* **TASK REQUIREMENTS**:
Omit the pictures, then write out every entry exactly as it reads.

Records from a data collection
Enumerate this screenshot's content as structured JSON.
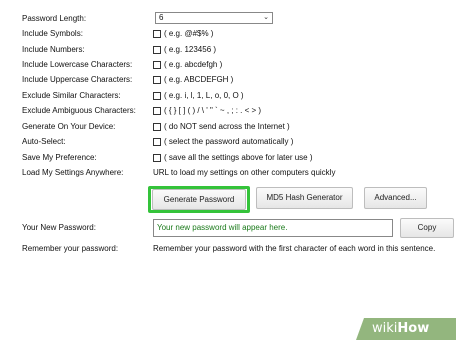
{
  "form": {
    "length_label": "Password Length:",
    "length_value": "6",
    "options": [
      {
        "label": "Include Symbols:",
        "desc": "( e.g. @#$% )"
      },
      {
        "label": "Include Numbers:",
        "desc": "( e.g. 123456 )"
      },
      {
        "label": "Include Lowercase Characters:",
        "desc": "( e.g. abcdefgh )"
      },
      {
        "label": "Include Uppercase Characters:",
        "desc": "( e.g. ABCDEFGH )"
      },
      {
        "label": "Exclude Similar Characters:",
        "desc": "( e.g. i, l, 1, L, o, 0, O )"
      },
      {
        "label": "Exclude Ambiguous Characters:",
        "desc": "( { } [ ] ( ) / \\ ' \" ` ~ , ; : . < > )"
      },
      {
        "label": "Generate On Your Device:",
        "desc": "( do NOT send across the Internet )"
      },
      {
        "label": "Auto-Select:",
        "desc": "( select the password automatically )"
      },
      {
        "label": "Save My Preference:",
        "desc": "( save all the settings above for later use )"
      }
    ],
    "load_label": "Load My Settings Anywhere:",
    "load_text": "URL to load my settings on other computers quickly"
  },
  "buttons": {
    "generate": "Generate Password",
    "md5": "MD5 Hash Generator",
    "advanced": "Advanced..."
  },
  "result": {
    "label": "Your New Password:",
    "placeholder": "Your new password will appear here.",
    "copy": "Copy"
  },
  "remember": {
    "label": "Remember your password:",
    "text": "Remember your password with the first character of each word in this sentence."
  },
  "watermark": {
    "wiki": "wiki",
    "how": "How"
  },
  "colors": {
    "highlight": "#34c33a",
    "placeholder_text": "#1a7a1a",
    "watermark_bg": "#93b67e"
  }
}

* **EXERCISE SOLUTION**:
Enumerate this screenshot's content as structured JSON.
{
  "form": {
    "length_label": "Password Length:",
    "length_value": "6",
    "options": [
      {
        "label": "Include Symbols:",
        "desc": "( e.g. @#$% )"
      },
      {
        "label": "Include Numbers:",
        "desc": "( e.g. 123456 )"
      },
      {
        "label": "Include Lowercase Characters:",
        "desc": "( e.g. abcdefgh )"
      },
      {
        "label": "Include Uppercase Characters:",
        "desc": "( e.g. ABCDEFGH )"
      },
      {
        "label": "Exclude Similar Characters:",
        "desc": "( e.g. i, l, 1, L, o, 0, O )"
      },
      {
        "label": "Exclude Ambiguous Characters:",
        "desc": "( { } [ ] ( ) / \\ ' \" ` ~ , ; : . < > )"
      },
      {
        "label": "Generate On Your Device:",
        "desc": "( do NOT send across the Internet )"
      },
      {
        "label": "Auto-Select:",
        "desc": "( select the password automatically )"
      },
      {
        "label": "Save My Preference:",
        "desc": "( save all the settings above for later use )"
      }
    ],
    "load_label": "Load My Settings Anywhere:",
    "load_text": "URL to load my settings on other computers quickly"
  },
  "buttons": {
    "generate": "Generate Password",
    "md5": "MD5 Hash Generator",
    "advanced": "Advanced..."
  },
  "result": {
    "label": "Your New Password:",
    "placeholder": "Your new password will appear here.",
    "copy": "Copy"
  },
  "remember": {
    "label": "Remember your password:",
    "text": "Remember your password with the first character of each word in this sentence."
  },
  "watermark": {
    "wiki": "wiki",
    "how": "How"
  },
  "colors": {
    "highlight": "#34c33a",
    "placeholder_text": "#1a7a1a",
    "watermark_bg": "#93b67e"
  }
}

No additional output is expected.